DATA EXTRACT:
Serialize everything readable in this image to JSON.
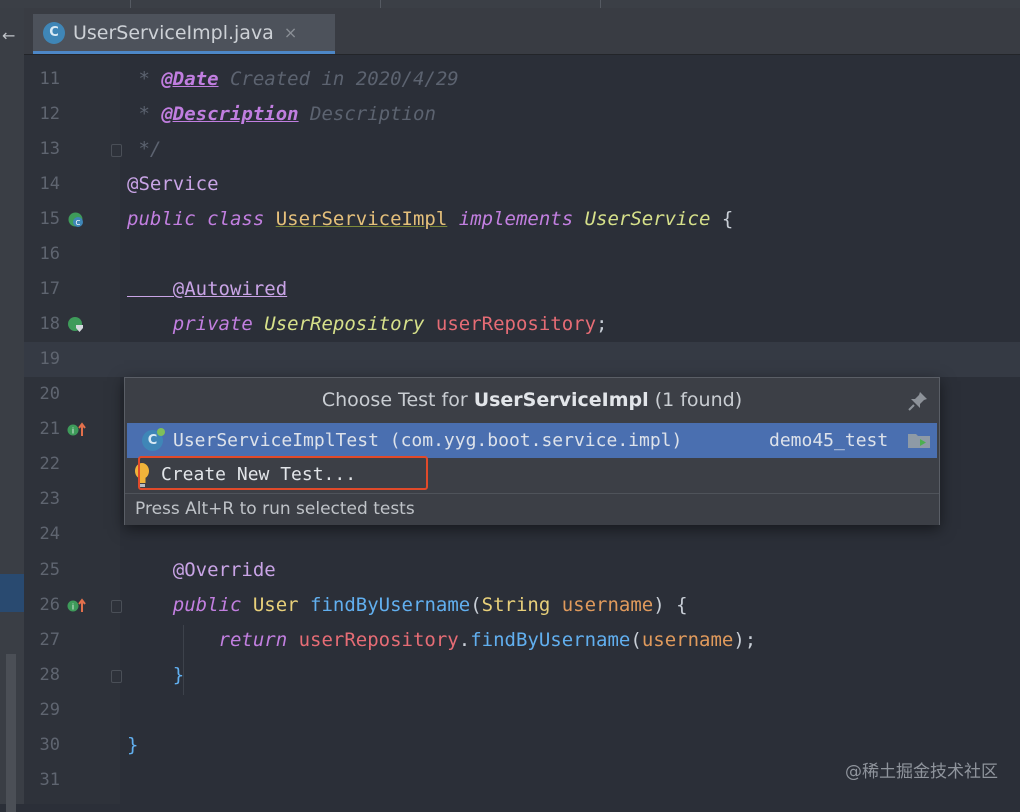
{
  "tab": {
    "label": "UserServiceImpl.java",
    "icon": "java-class-icon",
    "close_label": "×"
  },
  "editor": {
    "lines": [
      {
        "num": "11"
      },
      {
        "num": "12"
      },
      {
        "num": "13"
      },
      {
        "num": "14"
      },
      {
        "num": "15"
      },
      {
        "num": "16"
      },
      {
        "num": "17"
      },
      {
        "num": "18"
      },
      {
        "num": "19"
      },
      {
        "num": "20"
      },
      {
        "num": "21"
      },
      {
        "num": "22"
      },
      {
        "num": "23"
      },
      {
        "num": "24"
      },
      {
        "num": "25"
      },
      {
        "num": "26"
      },
      {
        "num": "27"
      },
      {
        "num": "28"
      },
      {
        "num": "29"
      },
      {
        "num": "30"
      },
      {
        "num": "31"
      }
    ],
    "code": {
      "l11_star": " * ",
      "l11_tag": "@Date",
      "l11_text": " Created in 2020/4/29",
      "l12_star": " * ",
      "l12_tag": "@Description",
      "l12_text": " Description",
      "l13": " */",
      "l14": "@Service",
      "l15_kw": "public class ",
      "l15_cls": "UserServiceImpl",
      "l15_impl": " implements ",
      "l15_iface": "UserService",
      "l15_brace": " {",
      "l17": "    @Autowired",
      "l18_kw": "    private ",
      "l18_type": "UserRepository",
      "l18_field": " userRepository",
      "l18_semi": ";",
      "l25": "    @Override",
      "l26_kw": "    public ",
      "l26_type": "User",
      "l26_method": " findByUsername",
      "l26_open": "(",
      "l26_ptype": "String",
      "l26_param": " username",
      "l26_close": ") {",
      "l27_kw": "        return ",
      "l27_field": "userRepository",
      "l27_dot": ".",
      "l27_method": "findByUsername",
      "l27_open": "(",
      "l27_param": "username",
      "l27_close": ");",
      "l28": "    }",
      "l30": "}"
    }
  },
  "popup": {
    "title_prefix": "Choose Test for ",
    "title_class": "UserServiceImpl",
    "title_suffix": " (1 found)",
    "result": {
      "name": "UserServiceImplTest (com.yyg.boot.service.impl)",
      "module": "demo45_test"
    },
    "create_label": "Create New Test...",
    "footer": "Press Alt+R to run selected tests"
  },
  "watermark": "@稀土掘金技术社区",
  "colors": {
    "highlight_border": "#e14a2a",
    "selection": "#4a6fb0",
    "background": "#2b2f38"
  }
}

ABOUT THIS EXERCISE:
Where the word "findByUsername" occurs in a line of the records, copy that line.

ANSWER BOX:
      "l26_method": " findByUsername",
      "l27_method": "findByUsername",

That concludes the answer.